•  » » 5 weeks ago, # ^ | ← Rev. 4 →   +3 Firstly, lets think about the corner case: $N = 0$.We need to split $S$ into odd terms. Define $f(n)$ — number of "odd" splits of n.We can calculate $f(n)$ using DP (fix first term): $f(n)=f(n-1)+f(n-3)+\ldots$ $f(n-2) = f(n-3)+f(n-5) + \ldots$ $\Rightarrow f(n)=f(n-1)+f(n-2)$Ok, these are just Fibonacci numbers, we can calculate them using the standard matrice approach in $O(\log X)$. Now, we can image this problem as in the picture below:We need to select a few available positions of prefix sums for our array (maybe 0) and make sure that the difference of the neighboring ones (these are exactly the elements of the array) is odd. Firstly, insert $0$ and $X$ into $A$.We can calculate $dp[i][j]$ — number of ways to select free positions $0 < p_1 < p_2 < \ldots < p_k < A_i$ and1. $p_i - p_{i-1} \equiv 1 \mod 2$2. $A_i - p_k \equiv j \mod 2$.Then, $dp[N][1]$ is answer. To recalculate $dp[i+1]$, in fact, we need to solve this task with $N=0$. This is quite simple to do using the comments above. It may be necessary to consider several cases, but they are essentially the same.Sample code

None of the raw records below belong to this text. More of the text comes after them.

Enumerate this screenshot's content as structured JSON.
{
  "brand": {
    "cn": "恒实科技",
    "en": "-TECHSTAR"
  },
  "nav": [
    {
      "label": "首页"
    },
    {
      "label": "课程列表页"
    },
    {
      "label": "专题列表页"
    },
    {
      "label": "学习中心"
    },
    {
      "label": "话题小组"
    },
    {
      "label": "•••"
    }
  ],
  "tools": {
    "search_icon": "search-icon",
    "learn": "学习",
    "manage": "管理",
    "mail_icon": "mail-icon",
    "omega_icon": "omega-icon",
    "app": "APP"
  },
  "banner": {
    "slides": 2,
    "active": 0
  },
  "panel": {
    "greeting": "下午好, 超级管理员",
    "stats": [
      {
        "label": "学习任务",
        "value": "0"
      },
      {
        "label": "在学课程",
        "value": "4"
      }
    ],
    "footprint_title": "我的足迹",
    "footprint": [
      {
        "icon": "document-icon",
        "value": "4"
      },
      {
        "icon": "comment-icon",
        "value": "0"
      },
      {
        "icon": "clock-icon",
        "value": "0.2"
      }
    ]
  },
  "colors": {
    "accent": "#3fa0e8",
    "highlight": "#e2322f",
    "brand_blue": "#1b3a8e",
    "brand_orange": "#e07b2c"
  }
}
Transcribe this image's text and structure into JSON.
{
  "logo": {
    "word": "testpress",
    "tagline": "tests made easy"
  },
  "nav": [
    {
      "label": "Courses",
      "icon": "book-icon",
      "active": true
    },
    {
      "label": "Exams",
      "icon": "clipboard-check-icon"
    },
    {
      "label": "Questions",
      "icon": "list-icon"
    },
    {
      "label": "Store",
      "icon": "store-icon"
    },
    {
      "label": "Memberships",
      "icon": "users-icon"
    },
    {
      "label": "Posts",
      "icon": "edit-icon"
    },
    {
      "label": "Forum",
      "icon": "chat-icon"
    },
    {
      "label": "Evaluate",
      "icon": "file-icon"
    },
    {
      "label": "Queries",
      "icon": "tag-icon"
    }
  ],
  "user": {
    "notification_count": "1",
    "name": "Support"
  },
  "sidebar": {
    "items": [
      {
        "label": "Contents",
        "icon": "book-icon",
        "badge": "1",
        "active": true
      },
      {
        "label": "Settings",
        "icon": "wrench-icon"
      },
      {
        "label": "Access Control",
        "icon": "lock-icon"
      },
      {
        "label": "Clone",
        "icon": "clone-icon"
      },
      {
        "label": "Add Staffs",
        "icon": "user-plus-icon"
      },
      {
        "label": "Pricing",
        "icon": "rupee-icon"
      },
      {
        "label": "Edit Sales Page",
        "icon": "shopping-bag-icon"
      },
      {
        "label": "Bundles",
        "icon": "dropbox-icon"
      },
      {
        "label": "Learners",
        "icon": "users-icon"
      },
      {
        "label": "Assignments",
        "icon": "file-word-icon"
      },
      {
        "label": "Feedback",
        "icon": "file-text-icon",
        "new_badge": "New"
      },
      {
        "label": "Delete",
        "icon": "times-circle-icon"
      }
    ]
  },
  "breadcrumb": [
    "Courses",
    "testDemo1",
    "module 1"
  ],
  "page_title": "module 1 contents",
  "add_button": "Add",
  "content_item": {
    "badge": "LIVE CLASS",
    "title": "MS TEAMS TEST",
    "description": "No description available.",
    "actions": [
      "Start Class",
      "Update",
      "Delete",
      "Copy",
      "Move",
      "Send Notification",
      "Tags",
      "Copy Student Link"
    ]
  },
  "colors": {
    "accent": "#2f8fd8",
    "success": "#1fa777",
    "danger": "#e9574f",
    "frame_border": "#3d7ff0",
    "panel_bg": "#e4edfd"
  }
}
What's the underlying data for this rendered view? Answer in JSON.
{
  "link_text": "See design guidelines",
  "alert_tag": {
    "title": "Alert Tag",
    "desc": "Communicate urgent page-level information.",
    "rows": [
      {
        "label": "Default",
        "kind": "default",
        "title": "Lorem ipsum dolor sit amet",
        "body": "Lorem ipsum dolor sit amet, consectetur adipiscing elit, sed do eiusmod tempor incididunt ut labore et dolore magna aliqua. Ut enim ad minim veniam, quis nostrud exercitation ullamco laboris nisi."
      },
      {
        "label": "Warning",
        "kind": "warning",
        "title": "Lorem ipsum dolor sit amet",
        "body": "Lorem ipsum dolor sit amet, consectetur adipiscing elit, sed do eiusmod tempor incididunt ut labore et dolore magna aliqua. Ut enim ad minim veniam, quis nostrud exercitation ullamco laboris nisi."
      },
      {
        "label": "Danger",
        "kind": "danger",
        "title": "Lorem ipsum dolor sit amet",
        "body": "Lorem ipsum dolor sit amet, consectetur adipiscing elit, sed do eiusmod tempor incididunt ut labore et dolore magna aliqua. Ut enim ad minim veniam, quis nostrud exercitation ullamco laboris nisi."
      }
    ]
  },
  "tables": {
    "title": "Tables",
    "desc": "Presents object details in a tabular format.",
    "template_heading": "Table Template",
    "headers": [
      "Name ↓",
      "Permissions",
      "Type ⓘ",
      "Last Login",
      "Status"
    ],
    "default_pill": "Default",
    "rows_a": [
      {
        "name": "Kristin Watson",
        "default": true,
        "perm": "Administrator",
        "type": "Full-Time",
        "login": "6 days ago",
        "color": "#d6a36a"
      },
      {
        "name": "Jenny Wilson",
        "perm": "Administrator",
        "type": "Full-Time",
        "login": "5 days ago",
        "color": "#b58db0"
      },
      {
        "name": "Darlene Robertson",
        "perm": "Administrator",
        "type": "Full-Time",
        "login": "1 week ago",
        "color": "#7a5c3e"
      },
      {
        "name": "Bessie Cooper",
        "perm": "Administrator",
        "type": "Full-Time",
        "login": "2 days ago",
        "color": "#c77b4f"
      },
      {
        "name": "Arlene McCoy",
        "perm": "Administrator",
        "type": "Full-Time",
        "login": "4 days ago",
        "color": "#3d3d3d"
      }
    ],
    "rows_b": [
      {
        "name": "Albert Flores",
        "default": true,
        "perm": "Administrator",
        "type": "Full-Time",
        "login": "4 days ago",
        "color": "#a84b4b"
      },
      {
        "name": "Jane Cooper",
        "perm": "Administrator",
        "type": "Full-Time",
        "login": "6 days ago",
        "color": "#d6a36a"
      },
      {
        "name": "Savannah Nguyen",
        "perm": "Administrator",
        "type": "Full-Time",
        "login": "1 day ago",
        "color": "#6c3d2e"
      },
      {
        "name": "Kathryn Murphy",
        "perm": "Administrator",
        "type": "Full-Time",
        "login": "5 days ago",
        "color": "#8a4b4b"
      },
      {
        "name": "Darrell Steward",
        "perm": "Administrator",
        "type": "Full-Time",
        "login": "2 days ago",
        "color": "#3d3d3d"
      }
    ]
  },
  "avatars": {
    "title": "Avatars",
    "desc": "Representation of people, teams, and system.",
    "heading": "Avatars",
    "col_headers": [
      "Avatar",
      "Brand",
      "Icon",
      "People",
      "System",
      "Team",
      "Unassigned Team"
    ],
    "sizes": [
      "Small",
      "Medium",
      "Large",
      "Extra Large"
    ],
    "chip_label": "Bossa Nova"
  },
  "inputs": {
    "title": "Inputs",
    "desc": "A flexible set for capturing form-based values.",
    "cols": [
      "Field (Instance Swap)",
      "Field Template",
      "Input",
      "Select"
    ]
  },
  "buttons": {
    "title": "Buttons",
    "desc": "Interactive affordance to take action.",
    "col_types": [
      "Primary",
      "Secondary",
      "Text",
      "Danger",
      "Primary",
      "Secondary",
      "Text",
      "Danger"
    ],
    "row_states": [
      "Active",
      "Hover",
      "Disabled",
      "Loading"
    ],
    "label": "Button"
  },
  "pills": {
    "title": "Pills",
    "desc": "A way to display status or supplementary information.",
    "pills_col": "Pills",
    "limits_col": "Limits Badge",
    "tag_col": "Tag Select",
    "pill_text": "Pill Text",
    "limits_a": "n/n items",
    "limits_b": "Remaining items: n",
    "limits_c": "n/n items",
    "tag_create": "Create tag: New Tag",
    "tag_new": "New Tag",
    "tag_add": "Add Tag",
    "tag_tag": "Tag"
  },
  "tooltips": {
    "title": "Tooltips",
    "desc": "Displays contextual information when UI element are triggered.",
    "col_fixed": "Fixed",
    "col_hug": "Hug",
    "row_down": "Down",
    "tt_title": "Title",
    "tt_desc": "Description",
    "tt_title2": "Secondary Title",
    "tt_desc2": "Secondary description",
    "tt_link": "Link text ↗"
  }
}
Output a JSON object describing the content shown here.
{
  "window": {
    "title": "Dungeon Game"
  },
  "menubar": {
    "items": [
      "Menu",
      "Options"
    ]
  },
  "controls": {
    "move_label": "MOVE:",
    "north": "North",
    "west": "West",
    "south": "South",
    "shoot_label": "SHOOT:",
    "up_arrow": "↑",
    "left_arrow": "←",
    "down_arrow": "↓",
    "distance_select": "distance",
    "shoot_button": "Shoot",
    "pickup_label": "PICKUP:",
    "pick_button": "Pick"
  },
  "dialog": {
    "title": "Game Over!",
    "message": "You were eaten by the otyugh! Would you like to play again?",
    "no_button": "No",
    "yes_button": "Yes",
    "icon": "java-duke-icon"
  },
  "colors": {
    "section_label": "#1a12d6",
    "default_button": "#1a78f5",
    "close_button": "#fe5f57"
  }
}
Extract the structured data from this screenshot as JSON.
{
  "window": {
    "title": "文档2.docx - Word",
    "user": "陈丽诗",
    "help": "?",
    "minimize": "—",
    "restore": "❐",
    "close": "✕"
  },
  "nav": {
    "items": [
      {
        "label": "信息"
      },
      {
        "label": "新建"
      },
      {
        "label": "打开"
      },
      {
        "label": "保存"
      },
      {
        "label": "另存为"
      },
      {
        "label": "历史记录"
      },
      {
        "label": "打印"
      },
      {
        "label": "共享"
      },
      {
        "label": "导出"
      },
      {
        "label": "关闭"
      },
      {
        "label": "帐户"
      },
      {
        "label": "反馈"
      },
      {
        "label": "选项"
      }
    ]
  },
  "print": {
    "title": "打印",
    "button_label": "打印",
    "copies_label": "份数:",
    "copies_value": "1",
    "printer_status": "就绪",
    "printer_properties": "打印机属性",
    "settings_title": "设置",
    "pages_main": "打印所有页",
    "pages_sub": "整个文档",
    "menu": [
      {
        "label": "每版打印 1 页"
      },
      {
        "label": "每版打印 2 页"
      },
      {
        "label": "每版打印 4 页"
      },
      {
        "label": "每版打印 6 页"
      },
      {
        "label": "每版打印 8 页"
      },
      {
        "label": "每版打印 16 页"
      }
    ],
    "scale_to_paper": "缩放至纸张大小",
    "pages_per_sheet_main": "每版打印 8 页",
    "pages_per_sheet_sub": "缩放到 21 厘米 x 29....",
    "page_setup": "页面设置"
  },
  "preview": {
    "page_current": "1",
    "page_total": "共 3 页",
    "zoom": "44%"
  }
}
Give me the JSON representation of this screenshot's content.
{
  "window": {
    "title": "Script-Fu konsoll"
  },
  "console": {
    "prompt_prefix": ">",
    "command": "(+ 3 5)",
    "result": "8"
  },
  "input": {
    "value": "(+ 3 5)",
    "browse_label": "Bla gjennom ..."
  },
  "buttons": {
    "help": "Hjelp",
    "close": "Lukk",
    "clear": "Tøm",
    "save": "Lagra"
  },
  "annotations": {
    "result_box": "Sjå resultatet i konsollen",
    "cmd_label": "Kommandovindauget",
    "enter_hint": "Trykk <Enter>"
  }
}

 » 5 weeks ago, # |   0 Hey can someone help me out with problem E, I am not able to understand where I am going wrong, this is my Submission, any counter case will also help.
•  » » 5 weeks ago, # ^ |   +8 Input2 1 1001 11 your output101 correct output100
•  » » » 5 weeks ago, # ^ |   0 thanks, I will see what I am doing wrong
•  » » » 5 weeks ago, # ^ |   0 thanks man, found out my mistake and got it accepted